> _TASK DIRECTIONS_
Wherever the word "شماره" shows up in the data, report the line it sits in.

> _RECORD EXTRACTS_
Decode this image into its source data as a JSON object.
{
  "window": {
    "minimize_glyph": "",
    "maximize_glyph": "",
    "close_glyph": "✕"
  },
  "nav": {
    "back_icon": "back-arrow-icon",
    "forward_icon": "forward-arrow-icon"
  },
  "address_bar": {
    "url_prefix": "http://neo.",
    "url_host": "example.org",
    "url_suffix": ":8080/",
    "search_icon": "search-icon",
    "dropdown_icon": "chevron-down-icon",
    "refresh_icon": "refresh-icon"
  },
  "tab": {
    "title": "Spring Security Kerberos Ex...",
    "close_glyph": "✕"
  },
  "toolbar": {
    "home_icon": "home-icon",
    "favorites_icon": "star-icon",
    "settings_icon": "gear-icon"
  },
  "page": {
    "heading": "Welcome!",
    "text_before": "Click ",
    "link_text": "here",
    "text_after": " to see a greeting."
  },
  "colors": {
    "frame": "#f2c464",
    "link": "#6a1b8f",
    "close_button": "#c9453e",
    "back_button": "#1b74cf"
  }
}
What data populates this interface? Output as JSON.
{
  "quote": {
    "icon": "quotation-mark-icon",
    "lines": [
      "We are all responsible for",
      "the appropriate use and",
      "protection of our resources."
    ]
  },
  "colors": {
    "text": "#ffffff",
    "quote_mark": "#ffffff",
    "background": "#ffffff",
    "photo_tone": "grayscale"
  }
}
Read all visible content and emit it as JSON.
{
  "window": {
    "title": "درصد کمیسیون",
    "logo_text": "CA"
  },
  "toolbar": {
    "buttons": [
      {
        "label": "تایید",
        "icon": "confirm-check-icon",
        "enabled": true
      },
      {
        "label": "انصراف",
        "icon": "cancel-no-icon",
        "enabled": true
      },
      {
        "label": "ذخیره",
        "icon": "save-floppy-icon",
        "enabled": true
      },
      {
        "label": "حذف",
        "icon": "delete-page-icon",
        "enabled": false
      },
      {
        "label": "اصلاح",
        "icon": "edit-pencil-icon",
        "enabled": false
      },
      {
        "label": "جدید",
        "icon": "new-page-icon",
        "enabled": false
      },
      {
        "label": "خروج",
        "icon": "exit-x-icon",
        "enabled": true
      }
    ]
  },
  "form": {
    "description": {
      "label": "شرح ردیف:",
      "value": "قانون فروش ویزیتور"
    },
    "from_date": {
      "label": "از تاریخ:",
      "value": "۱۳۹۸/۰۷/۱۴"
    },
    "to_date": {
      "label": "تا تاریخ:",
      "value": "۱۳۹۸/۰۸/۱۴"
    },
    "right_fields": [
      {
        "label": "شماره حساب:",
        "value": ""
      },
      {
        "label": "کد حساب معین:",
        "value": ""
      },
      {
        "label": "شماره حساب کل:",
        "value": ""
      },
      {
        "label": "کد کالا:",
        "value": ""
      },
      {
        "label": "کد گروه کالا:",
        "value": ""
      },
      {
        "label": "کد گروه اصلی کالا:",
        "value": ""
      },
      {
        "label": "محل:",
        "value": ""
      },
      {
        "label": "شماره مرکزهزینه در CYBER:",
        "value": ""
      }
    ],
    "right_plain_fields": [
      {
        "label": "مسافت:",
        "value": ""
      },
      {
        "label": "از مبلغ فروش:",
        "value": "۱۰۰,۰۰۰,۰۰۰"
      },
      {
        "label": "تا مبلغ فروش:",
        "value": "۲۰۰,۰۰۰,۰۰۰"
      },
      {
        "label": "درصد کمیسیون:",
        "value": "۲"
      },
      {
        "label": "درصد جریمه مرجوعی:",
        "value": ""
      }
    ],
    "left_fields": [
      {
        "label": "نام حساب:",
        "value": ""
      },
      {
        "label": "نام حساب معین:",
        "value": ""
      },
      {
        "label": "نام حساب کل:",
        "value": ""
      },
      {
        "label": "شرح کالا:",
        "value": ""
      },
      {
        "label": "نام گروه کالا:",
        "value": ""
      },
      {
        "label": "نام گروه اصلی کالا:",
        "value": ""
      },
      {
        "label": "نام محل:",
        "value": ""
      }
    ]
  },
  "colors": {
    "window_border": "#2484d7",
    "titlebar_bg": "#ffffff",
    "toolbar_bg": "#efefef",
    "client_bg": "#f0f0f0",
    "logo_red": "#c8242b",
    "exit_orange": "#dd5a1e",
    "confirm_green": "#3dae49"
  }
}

> _REPLY TO THE EXERCISE_
        "label": "شماره حساب:",
        "label": "شماره حساب کل:",
        "label": "شماره مرکزهزینه در CYBER:",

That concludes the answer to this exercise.